Week 25: Community and Confrontation

Readings for the week: Psalm 73, 2 Kings 1-9, 1 Corinthians 10-16Psalm 74, Listen to these passages

Opening Prayer:

 Dear Lord, thank you for the hope we have in you. Thank you for the peace you bring.  When I spend my time looking away from you, I look for other things to put my hope in and I lose peace. I get caught up in the chaos of other people.  Forgive me for when I’ve wandered away from your path.  Fill me anew with your Spirit, calming my heart and helping me to see this world with your perspective. Renew my heart with joy that I might spread joy to those I meet.  Guide me in all my steps this week that I hear your guidance and stay true to the calling you have given me. Be with all those in my community, bringing healing and awakening possibilities for us all! Amen.

1. Psalm 73

2. Reading through 2 Kings 1-9

God wins.  Start with that idea and hold onto it.  It’s worth remembering because far too many people forget it.

In these chapters we get some of the clearest declarations of God’s victory against worldly powers and corruptions.  This is Marvel movie quality stuff here, prophets with the power of God on their side and kings who think that because they have a title they’re in charge.

Of course, the reality is that these are not the way that God always works. He can get very visibly involved at times, raising up those who make dramatic stands, who lead in truth and assert the fullness of God’s presence. Then it seems God is distant.

The challenge for us is to know these stories in these chapters so that we have confidence in God who does work, can work, will work.  If we forget these stories then we can become overwhelmed by the ways injustice or frustrations abound.  We get lulled and pulled away. We get caught in the narratives of the world–and not just the secular ones, the religious ones too, that try to box God in.

God works in a way that invites and also challenges.  He doesn’t commit himself to someone simply because they have a title or are in a category.

In these chapters we see the work of Elijah come to a dramatic end, and the work of Elisha extending the reach of God beyond what the people of the time expected.

It’s a great victory, but it’s not the final event. God is, it seems, showing his power so that generations that came after will hear, remember, and maybe, just maybe, listen to the call of God to live in righteousness rather than chaos.  These stories aren’t for our entertainment, though they’re among the more entertaining in Scripture.  These are a challenge for us, calling us out in our time and place, urging us to be faithful and choose to put our hope in God, even and especially when others are falling away.

Do you believe? What is God calling you to do to?

3. Reading Through 1 Corinthians 10-16

So you want to be a Christian? You want to live out the calling of Christ in your life and in your community? You want to know what it means to be a church? What is essential to the Christian life and belief.

Read these chapters.

Take them to heart. Here it is.  What matters in practice and belief. What we can hold loosely and what is an absolute.
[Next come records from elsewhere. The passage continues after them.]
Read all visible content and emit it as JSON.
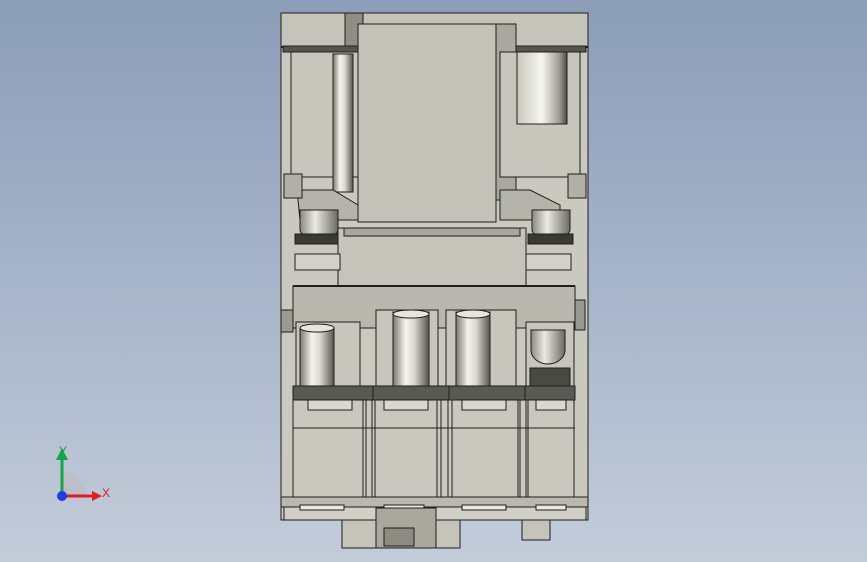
{
  "viewport": {
    "background_top": "#8c9db8",
    "background_bottom": "#c3ccd9"
  },
  "model": {
    "body_color": "#c9c9bf",
    "shade_color": "#a8a89e",
    "edge_color": "#1e1e1e",
    "dark_color": "#4a4a44"
  },
  "triad": {
    "x_label": "X",
    "y_label": "Y",
    "z_label": "Z",
    "x_color": "#e11d1d",
    "y_color": "#16a34a",
    "z_color": "#1d3fe1"
  }
}
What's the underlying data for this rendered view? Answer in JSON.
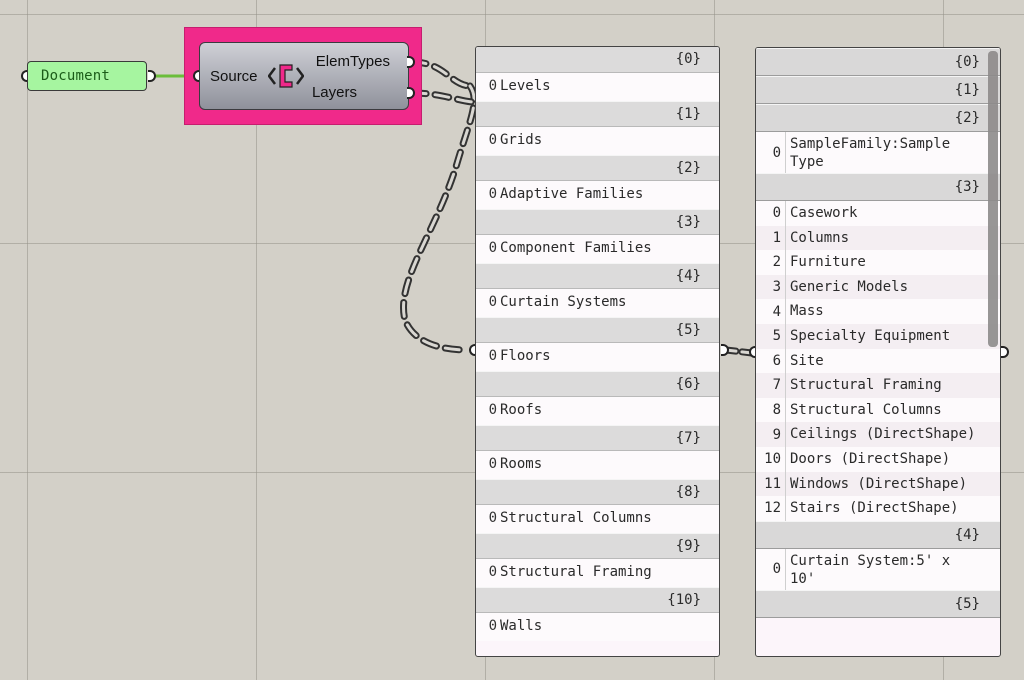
{
  "document_param": {
    "label": "Document"
  },
  "component": {
    "input": "Source",
    "outputs": [
      "ElemTypes",
      "Layers"
    ]
  },
  "panel_left": {
    "branches": [
      {
        "path": "{0}",
        "items": [
          {
            "index": "0",
            "text": "Levels"
          }
        ]
      },
      {
        "path": "{1}",
        "items": [
          {
            "index": "0",
            "text": "Grids"
          }
        ]
      },
      {
        "path": "{2}",
        "items": [
          {
            "index": "0",
            "text": "Adaptive Families"
          }
        ]
      },
      {
        "path": "{3}",
        "items": [
          {
            "index": "0",
            "text": "Component Families"
          }
        ]
      },
      {
        "path": "{4}",
        "items": [
          {
            "index": "0",
            "text": "Curtain Systems"
          }
        ]
      },
      {
        "path": "{5}",
        "items": [
          {
            "index": "0",
            "text": "Floors"
          }
        ]
      },
      {
        "path": "{6}",
        "items": [
          {
            "index": "0",
            "text": "Roofs"
          }
        ]
      },
      {
        "path": "{7}",
        "items": [
          {
            "index": "0",
            "text": "Rooms"
          }
        ]
      },
      {
        "path": "{8}",
        "items": [
          {
            "index": "0",
            "text": "Structural Columns"
          }
        ]
      },
      {
        "path": "{9}",
        "items": [
          {
            "index": "0",
            "text": "Structural Framing"
          }
        ]
      },
      {
        "path": "{10}",
        "items": [
          {
            "index": "0",
            "text": "Walls"
          }
        ]
      }
    ]
  },
  "panel_right": {
    "branches": [
      {
        "path": "{0}",
        "items": []
      },
      {
        "path": "{1}",
        "items": []
      },
      {
        "path": "{2}",
        "items": [
          {
            "index": "0",
            "text": "SampleFamily:Sample Type"
          }
        ]
      },
      {
        "path": "{3}",
        "items": [
          {
            "index": "0",
            "text": "Casework"
          },
          {
            "index": "1",
            "text": "Columns"
          },
          {
            "index": "2",
            "text": "Furniture"
          },
          {
            "index": "3",
            "text": "Generic Models"
          },
          {
            "index": "4",
            "text": "Mass"
          },
          {
            "index": "5",
            "text": "Specialty Equipment"
          },
          {
            "index": "6",
            "text": "Site"
          },
          {
            "index": "7",
            "text": "Structural Framing"
          },
          {
            "index": "8",
            "text": "Structural Columns"
          },
          {
            "index": "9",
            "text": "Ceilings (DirectShape)"
          },
          {
            "index": "10",
            "text": "Doors (DirectShape)"
          },
          {
            "index": "11",
            "text": "Windows (DirectShape)"
          },
          {
            "index": "12",
            "text": "Stairs (DirectShape)"
          }
        ]
      },
      {
        "path": "{4}",
        "items": [
          {
            "index": "0",
            "text": "Curtain System:5' x 10'"
          }
        ]
      },
      {
        "path": "{5}",
        "items": []
      }
    ]
  },
  "colors": {
    "component_highlight": "#f0298a",
    "param_fill": "#a6f5a0",
    "canvas": "#d3d0c8"
  }
}
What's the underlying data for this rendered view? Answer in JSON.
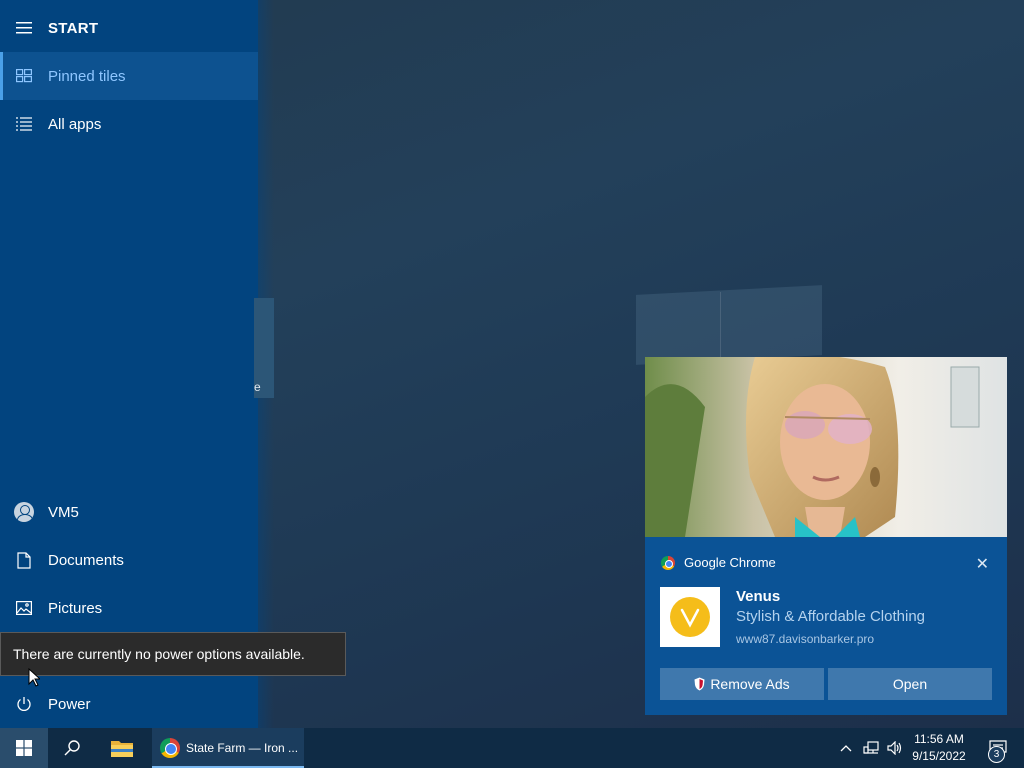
{
  "start_menu": {
    "header_label": "START",
    "items_top": [
      {
        "label": "Pinned tiles",
        "icon": "tiles-icon",
        "selected": true
      },
      {
        "label": "All apps",
        "icon": "list-icon",
        "selected": false
      }
    ],
    "tile_peek_text": "e",
    "user_name": "VM5",
    "items_bottom": [
      {
        "label": "Documents",
        "icon": "document-icon"
      },
      {
        "label": "Pictures",
        "icon": "pictures-icon"
      }
    ],
    "power_label": "Power",
    "power_tooltip": "There are currently no power options available."
  },
  "notification": {
    "app_name": "Google Chrome",
    "title": "Venus",
    "body": "Stylish & Affordable Clothing",
    "url": "www87.davisonbarker.pro",
    "buttons": {
      "remove_ads": "Remove Ads",
      "open": "Open"
    },
    "accent_color": "#0b5396",
    "logo_color": "#f5bd1a"
  },
  "taskbar": {
    "chrome_window_title": "State Farm — Iron ...",
    "time": "11:56 AM",
    "date": "9/15/2022",
    "notification_count": "3"
  }
}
What do you think matters in these? How would you describe Christianity if you just had these chapters? What would church look like if we all took these chapters seriously.

Paul wrote these words about 1900 years ago. They are still very radical, and a lot of people have spent a lot of time trying to get around what Paul says.

Let us live in love, live in resurrection faith, really value each other and all that we each contribute.  Let’s see if Paul was right.

4. Psalm 74

5. Respond

If you’ve fallen behind in the readings or having started year, don’t worry.  Reading the Bible isn’t a limited time offer. Jump in this week, and catch up with what you’ve missed in future years.

Also, I highly encourage you to share your thoughts with others in your family, or immediate community. Talk about this stuff! 

And, since I sometimes feel lonely, share your thoughts in the comment section.

Talking about your thoughts and questions is a very important part of the reading goal. Writing out our thoughts can help us remember what we read and keep our minds on the passage. It also is very helpful to share as we learn from each other. Even our questions or confusion can bring us together, as we highlight what others may have missed or address what a lot of us are also wondering.   Don’t feel like you have to say or write a lot, or feel pressure to be profound. Respond with honesty and openness.

Just jump right in where you’re at, knowing that Christ invites you to respond without pressure or anxiety. It’s a journey not a performance.